Today July 1st is the anniversary of the Battle of the Somme , the bloodiest day in British Military history when almost 20,000 British soldiers died in one day .
This battle came about after 18 months of deadlock in the trenches on the Western Front, the Allies needed to achieve a decisive victory. In 1915, a plan was finalised for a joint British and French offensive the following year. However, the German attack against the French at Verdun meant that the British were left to take the lead.
The plan for the Somme was devised by Sir Douglas Haig and Sir Henry Rawlinson . Many of the infantry who went over the top were volunteers of 1914, including Pals battalions made up of friends, relatives and workmates serving side by side.

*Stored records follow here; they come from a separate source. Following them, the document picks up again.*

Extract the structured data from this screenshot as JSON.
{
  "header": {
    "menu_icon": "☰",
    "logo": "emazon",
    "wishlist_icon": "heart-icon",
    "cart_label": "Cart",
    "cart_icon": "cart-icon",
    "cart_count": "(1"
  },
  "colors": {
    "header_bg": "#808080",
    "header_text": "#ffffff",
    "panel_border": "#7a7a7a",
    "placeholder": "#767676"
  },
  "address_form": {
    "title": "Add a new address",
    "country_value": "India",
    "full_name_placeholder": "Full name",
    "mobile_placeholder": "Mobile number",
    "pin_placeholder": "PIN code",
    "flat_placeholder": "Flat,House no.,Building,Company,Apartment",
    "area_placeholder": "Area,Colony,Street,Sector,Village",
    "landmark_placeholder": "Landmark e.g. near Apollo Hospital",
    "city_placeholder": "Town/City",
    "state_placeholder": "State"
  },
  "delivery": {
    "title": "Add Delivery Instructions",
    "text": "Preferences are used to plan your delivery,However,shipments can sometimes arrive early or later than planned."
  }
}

This was their first experience of a major action in the largest attack the British Army had yet conducted but the Generals plan was flawed in a number of ways and unravelled almost as soon as the British troops started to advance resulting in massive loss of life .
From the Cleator Moor Roll of Honour we remember the men from our Town who fought and died on that day . They were (click on name to go to that soldiers record in our WW1 database)
The Battle of the Somme raged on for over 4 months as the British Empires army were held by stubborn German resistance for little gain.
By the end of this battle in November 1916 there were over 1,000,000 casualties, and over 300,000 men were killed or declared missing .
With over 50 men from Cleator Moor laying down their lives on the Somme battlefields.
The huge casualties suffered during the Battle of the Somme played a significant part in earning Haig the nickname 'The Butcher
However the sacrifice and the suffering of those men especially from the Moor must never be forgotten .
Photo The 103rd (Tyneside Irish) Brigade advance towards La Boisselle, 1 July 1916